Month: August 2015

Identifying excessive load causes with oracle enterprise manager 11g

There are times when people ask me to identify the root causes of excessive Oracle Database (and host) loads in the past, still being astonished how i do manage to get this information out of nothing. Well, really, there is no out of nothing, never. There may be a complex scenario and a couple of tools at hand which span another level of complexity, unfortunately. That’s all of it. You see, complexity is a bad thing, something you will want to avoid or eliminate at all times. Some people furthermore aim to prove their skills in talking about what degree of complexity they are able to handle… hhm, poor ones, I don’t envy them, always struggling to tighten a plethora of strings, over and over, I’m more a convention-over-configuration guy, but that’s another discussion.

Back to to the point, Oracle Database is a vast stack of technology, indeed inducing a fair level of complexity in analysis and so is Oracle Enterprise Manager, the number one monitoring tool for the database and further (so called) targets like hosts and jvms, in operation. In fact, Oracle Enterprise Manager, being based on data collection in the database (AWR – Automatic Workload Repository), data evaluation in the database (ADDM – Automatic Database Diagnostic Monitor) and data transfer to some production instance (Enterprise Manager Agent) constitutes another mountain top in the Oracle landscape not everyone is able or willing to climb. So iff you misplaced your hiking boots for today, the following is for you.

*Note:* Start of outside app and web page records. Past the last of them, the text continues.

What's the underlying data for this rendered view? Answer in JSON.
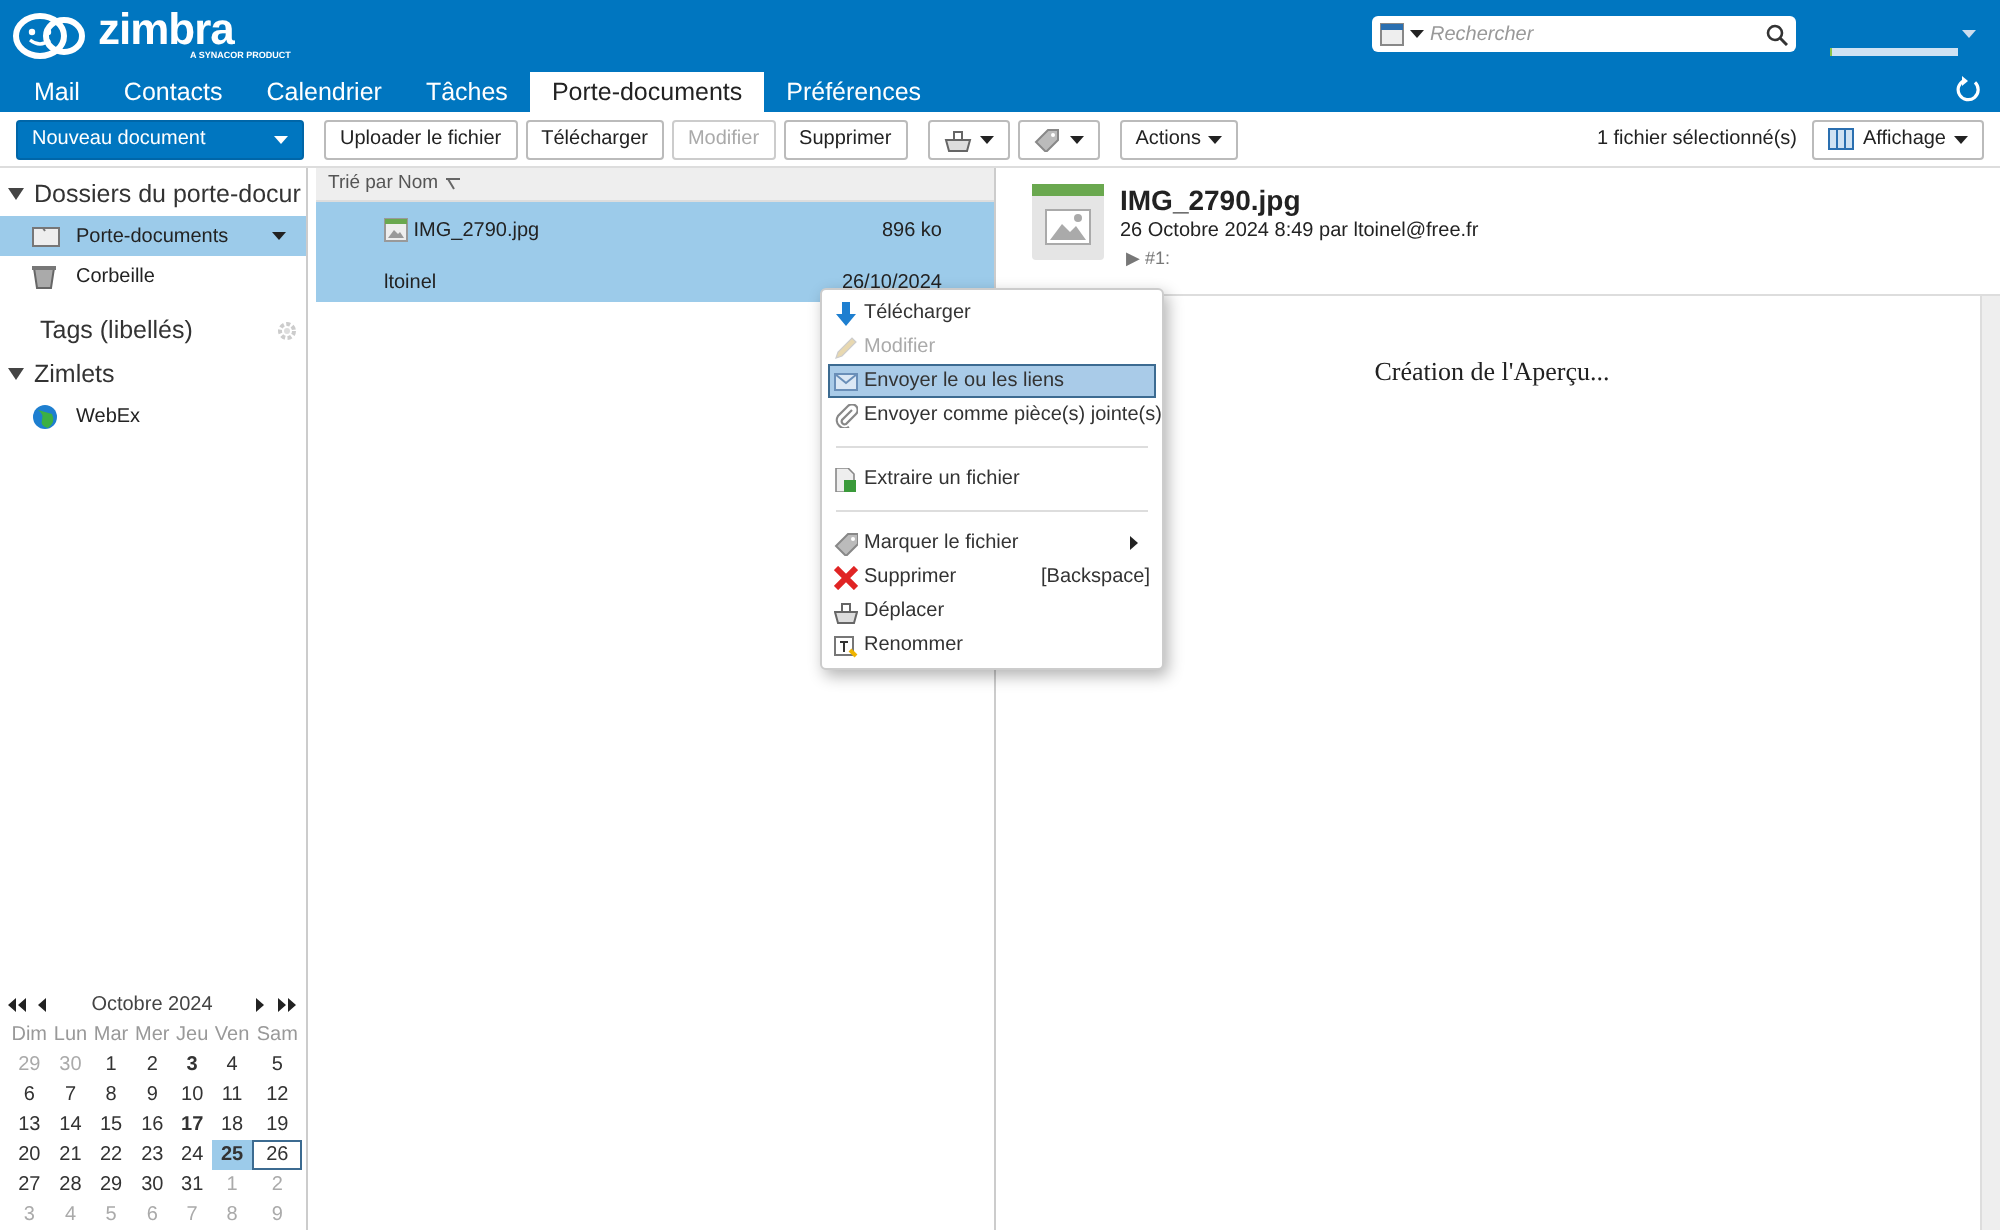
{
  "logo": {
    "name": "zimbra",
    "tagline": "A SYNACOR PRODUCT"
  },
  "search": {
    "placeholder": "Rechercher"
  },
  "tabs": [
    {
      "label": "Mail",
      "selected": false
    },
    {
      "label": "Contacts",
      "selected": false
    },
    {
      "label": "Calendrier",
      "selected": false
    },
    {
      "label": "Tâches",
      "selected": false
    },
    {
      "label": "Porte-documents",
      "selected": true
    },
    {
      "label": "Préférences",
      "selected": false
    }
  ],
  "toolbar": {
    "new_button": "Nouveau document",
    "buttons": [
      {
        "label": "Uploader le fichier",
        "disabled": false
      },
      {
        "label": "Télécharger",
        "disabled": false
      },
      {
        "label": "Modifier",
        "disabled": true
      },
      {
        "label": "Supprimer",
        "disabled": false
      }
    ],
    "actions": "Actions",
    "status": "1 fichier sélectionné(s)",
    "view": "Affichage"
  },
  "sidebar": {
    "sections": [
      {
        "title": "Dossiers du porte-docur",
        "expanded": true,
        "items": [
          {
            "label": "Porte-documents",
            "selected": true
          },
          {
            "label": "Corbeille",
            "selected": false
          }
        ]
      },
      {
        "title": "Tags (libellés)"
      },
      {
        "title": "Zimlets",
        "expanded": true,
        "items": [
          {
            "label": "WebEx",
            "selected": false
          }
        ]
      }
    ]
  },
  "calendar": {
    "month": "Octobre 2024",
    "weekdays": [
      "Dim",
      "Lun",
      "Mar",
      "Mer",
      "Jeu",
      "Ven",
      "Sam"
    ],
    "weeks": [
      [
        {
          "day": "29",
          "outside": true,
          "bold": false,
          "selected": false,
          "today": false
        },
        {
          "day": "30",
          "outside": true,
          "bold": false,
          "selected": false,
          "today": false
        },
        {
          "day": "1",
          "outside": false,
          "bold": false,
          "selected": false,
          "today": false
        },
        {
          "day": "2",
          "outside": false,
          "bold": false,
          "selected": false,
          "today": false
        },
        {
          "day": "3",
          "outside": false,
          "bold": true,
          "selected": false,
          "today": false
        },
        {
          "day": "4",
          "outside": false,
          "bold": false,
          "selected": false,
          "today": false
        },
        {
          "day": "5",
          "outside": false,
          "bold": false,
          "selected": false,
          "today": false
        }
      ],
      [
        {
          "day": "6",
          "outside": false,
          "bold": false,
          "selected": false,
          "today": false
        },
        {
          "day": "7",
          "outside": false,
          "bold": false,
          "selected": false,
          "today": false
        },
        {
          "day": "8",
          "outside": false,
          "bold": false,
          "selected": false,
          "today": false
        },
        {
          "day": "9",
          "outside": false,
          "bold": false,
          "selected": false,
          "today": false
        },
        {
          "day": "10",
          "outside": false,
          "bold": false,
          "selected": false,
          "today": false
        },
        {
          "day": "11",
          "outside": false,
          "bold": false,
          "selected": false,
          "today": false
        },
        {
          "day": "12",
          "outside": false,
          "bold": false,
          "selected": false,
          "today": false
        }
      ],
      [
        {
          "day": "13",
          "outside": false,
          "bold": false,
          "selected": false,
          "today": false
        },
        {
          "day": "14",
          "outside": false,
          "bold": false,
          "selected": false,
          "today": false
        },
        {
          "day": "15",
          "outside": false,
          "bold": false,
          "selected": false,
          "today": false
        },
        {
          "day": "16",
          "outside": false,
          "bold": false,
          "selected": false,
          "today": false
        },
        {
          "day": "17",
          "outside": false,
          "bold": true,
          "selected": false,
          "today": false
        },
        {
          "day": "18",
          "outside": false,
          "bold": false,
          "selected": false,
          "today": false
        },
        {
          "day": "19",
          "outside": false,
          "bold": false,
          "selected": false,
          "today": false
        }
      ],
      [
        {
          "day": "20",
          "outside": false,
          "bold": false,
          "selected": false,
          "today": false
        },
        {
          "day": "21",
          "outside": false,
          "bold": false,
          "selected": false,
          "today": false
        },
        {
          "day": "22",
          "outside": false,
          "bold": false,
          "selected": false,
          "today": false
        },
        {
          "day": "23",
          "outside": false,
          "bold": false,
          "selected": false,
          "today": false
        },
        {
          "day": "24",
          "outside": false,
          "bold": false,
          "selected": false,
          "today": false
        },
        {
          "day": "25",
          "outside": false,
          "bold": true,
          "selected": true,
          "today": false
        },
        {
          "day": "26",
          "outside": false,
          "bold": false,
          "selected": false,
          "today": true
        }
      ],
      [
        {
          "day": "27",
          "outside": false,
          "bold": false,
          "selected": false,
          "today": false
        },
        {
          "day": "28",
          "outside": false,
          "bold": false,
          "selected": false,
          "today": false
        },
        {
          "day": "29",
          "outside": false,
          "bold": false,
          "selected": false,
          "today": false
        },
        {
          "day": "30",
          "outside": false,
          "bold": false,
          "selected": false,
          "today": false
        },
        {
          "day": "31",
          "outside": false,
          "bold": false,
          "selected": false,
          "today": false
        },
        {
          "day": "1",
          "outside": true,
          "bold": false,
          "selected": false,
          "today": false
        },
        {
          "day": "2",
          "outside": true,
          "bold": false,
          "selected": false,
          "today": false
        }
      ],
      [
        {
          "day": "3",
          "outside": true,
          "bold": false,
          "selected": false,
          "today": false
        },
        {
          "day": "4",
          "outside": true,
          "bold": false,
          "selected": false,
          "today": false
        },
        {
          "day": "5",
          "outside": true,
          "bold": false,
          "selected": false,
          "today": false
        },
        {
          "day": "6",
          "outside": true,
          "bold": false,
          "selected": false,
          "today": false
        },
        {
          "day": "7",
          "outside": true,
          "bold": false,
          "selected": false,
          "today": false
        },
        {
          "day": "8",
          "outside": true,
          "bold": false,
          "selected": false,
          "today": false
        },
        {
          "day": "9",
          "outside": true,
          "bold": false,
          "selected": false,
          "today": false
        }
      ]
    ]
  },
  "file_list": {
    "sort_label": "Trié par Nom",
    "files": [
      {
        "name": "IMG_2790.jpg",
        "size": "896 ko",
        "owner": "ltoinel",
        "date": "26/10/2024",
        "selected": true
      }
    ]
  },
  "preview": {
    "title": "IMG_2790.jpg",
    "meta": "26 Octobre 2024 8:49 par ltoinel@free.fr",
    "version": "▶ #1:",
    "body": "Création de l'Aperçu..."
  },
  "context_menu": [
    {
      "kind": "item",
      "label": "Télécharger",
      "disabled": false,
      "selected": false
    },
    {
      "kind": "item",
      "label": "Modifier",
      "disabled": true,
      "selected": false
    },
    {
      "kind": "item",
      "label": "Envoyer le ou les liens",
      "disabled": false,
      "selected": true
    },
    {
      "kind": "item",
      "label": "Envoyer comme pièce(s) jointe(s)",
      "disabled": false,
      "selected": false
    },
    {
      "kind": "separator"
    },
    {
      "kind": "item",
      "label": "Extraire un fichier",
      "disabled": false,
      "selected": false
    },
    {
      "kind": "separator"
    },
    {
      "kind": "submenu",
      "label": "Marquer le fichier",
      "disabled": false,
      "selected": false
    },
    {
      "kind": "item",
      "label": "Supprimer",
      "shortcut": "[Backspace]",
      "disabled": false,
      "selected": false
    },
    {
      "kind": "item",
      "label": "Déplacer",
      "disabled": false,
      "selected": false
    },
    {
      "kind": "item",
      "label": "Renommer",
      "disabled": false,
      "selected": false
    }
  ]
}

Ok then, log yourself in, using your EM credentials.


Locating kernel headers for vmware tools on an uekr3 oracle linux 6.7

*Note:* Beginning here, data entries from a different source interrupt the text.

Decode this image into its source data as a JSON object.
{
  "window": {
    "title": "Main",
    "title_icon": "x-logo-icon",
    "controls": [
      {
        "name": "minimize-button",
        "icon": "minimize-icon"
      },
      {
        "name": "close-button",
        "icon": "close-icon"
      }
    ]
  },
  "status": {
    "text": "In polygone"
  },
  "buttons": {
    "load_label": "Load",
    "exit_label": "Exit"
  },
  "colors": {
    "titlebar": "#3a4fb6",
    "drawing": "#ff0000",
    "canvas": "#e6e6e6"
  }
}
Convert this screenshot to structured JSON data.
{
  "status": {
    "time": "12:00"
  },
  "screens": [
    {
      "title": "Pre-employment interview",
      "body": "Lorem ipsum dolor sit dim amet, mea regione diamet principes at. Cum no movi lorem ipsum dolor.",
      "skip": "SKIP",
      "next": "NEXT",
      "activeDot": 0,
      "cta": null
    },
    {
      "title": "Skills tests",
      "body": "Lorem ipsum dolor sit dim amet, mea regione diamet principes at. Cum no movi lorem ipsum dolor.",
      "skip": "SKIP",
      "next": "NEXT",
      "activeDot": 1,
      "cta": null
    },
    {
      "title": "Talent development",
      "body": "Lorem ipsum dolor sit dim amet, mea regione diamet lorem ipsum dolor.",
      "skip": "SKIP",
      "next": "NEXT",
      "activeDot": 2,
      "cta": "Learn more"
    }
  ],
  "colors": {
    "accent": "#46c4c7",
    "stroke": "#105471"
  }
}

Continuing, if you like, on an admin topic concerning UEKR3 Oracle Linux 6.5, see: Missing kernel-firmware 3.8.13-16.2.1.el6uek on Oracle Linux 6.5, I’ going to give a recipe and some explanations for getting vmtools modules successfully built in a VMware guest after complains about an invalid kernel header path.
Immediately after installing vmtools in a VMware guest, usually using /vmware-tools-distrib/, another script, usually /vmware-tools-distrib/bin/ comes up, asking whether you want to configure vmtools just now. Configuration essentially comprises the opt-in/out of functionality as well as building and integration of kernel modules into the running kernel. Iff you furthermore run a recent UEKR3 kernel without the according development packages, the console output may read like this:

Before you can compile modules, you need to have the following installed... 
kernel headers of the running kernel

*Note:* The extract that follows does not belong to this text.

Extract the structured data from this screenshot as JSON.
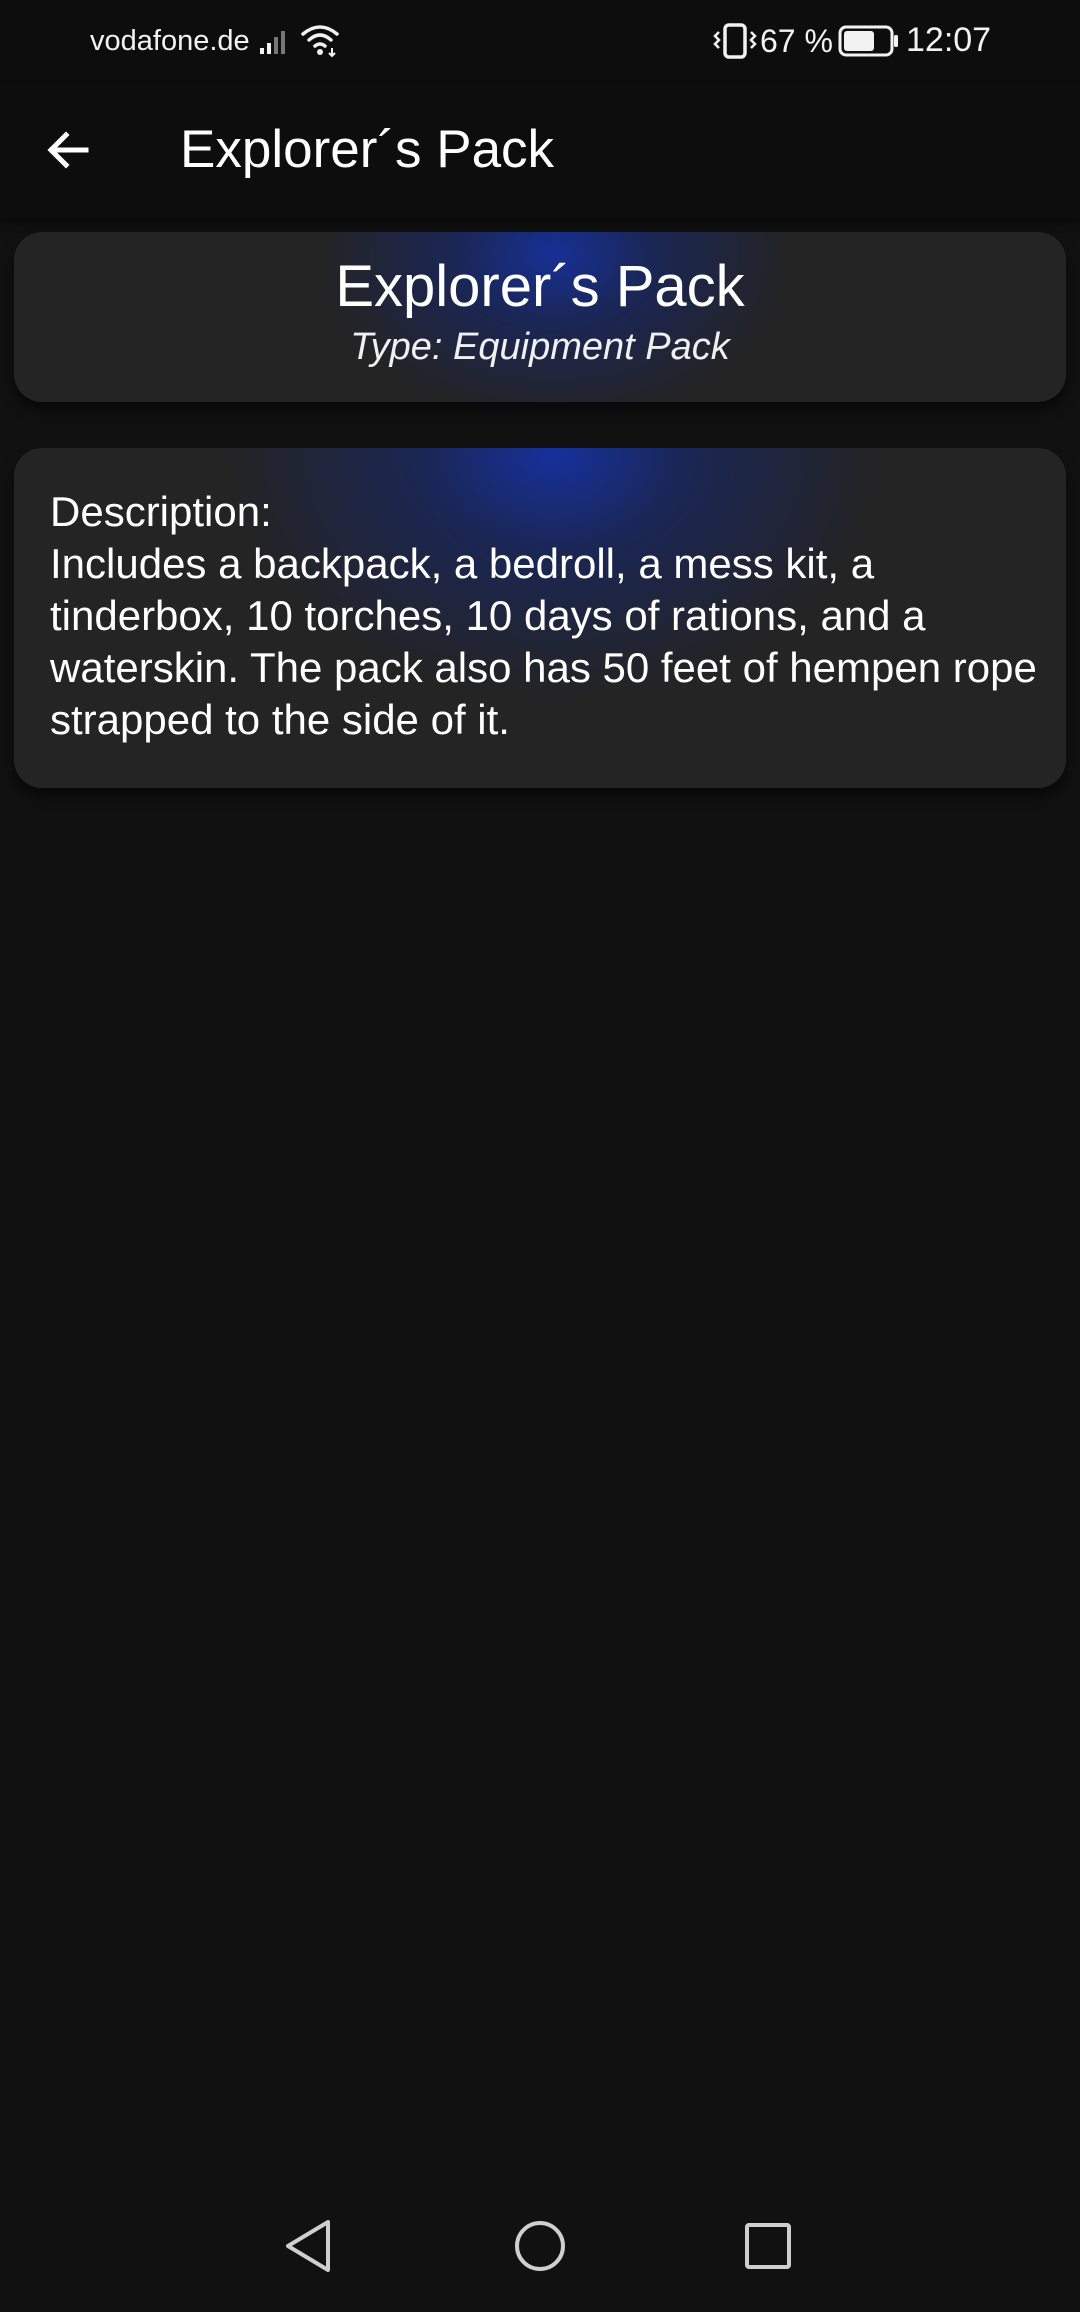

Search in repoquery --list kernel-uek-devel-3.8.13-68.3.5.el6uek.x86_64 for GCC...
Detected GCC binary at "/usr/bin/gcc".
The path "/usr/bin/gcc" appears to be a valid path to the gcc binary.
Would you like to change it? [no] 

Searching for a valid kernel header path...
The path "" is not a valid path to the 3.8.13-68.3.5.el6uek.x86_64 kernel headers.
Would you like to change it? [yes] y

Enter the path to the kernel header files for the 3.8.13-68.3.5.el6uek.x86_64 kernel

The path "/usr/include/linux" is not a valid path to the 3.8.13-68.3.5.el6uek.x86_64 kernel headers.
Would you like to change it? [yes] n

WARNING: This program cannot compile any modules for the following reason(s)...

- This program could not find a valid path to the kernel headers of the running
kernel.  Please ensure that the header files for the running kernel are 
installed on this sytem.

[ Press Enter key to continue ] 

What actually happens here is quite simple but however also expressed in a misleading way such that she/he may just suppose, installing the kernel headers will fix the problem (I even tried this /usr/include/linux thing, as of the old days, won’t work you see, is none of uekr3 anyway).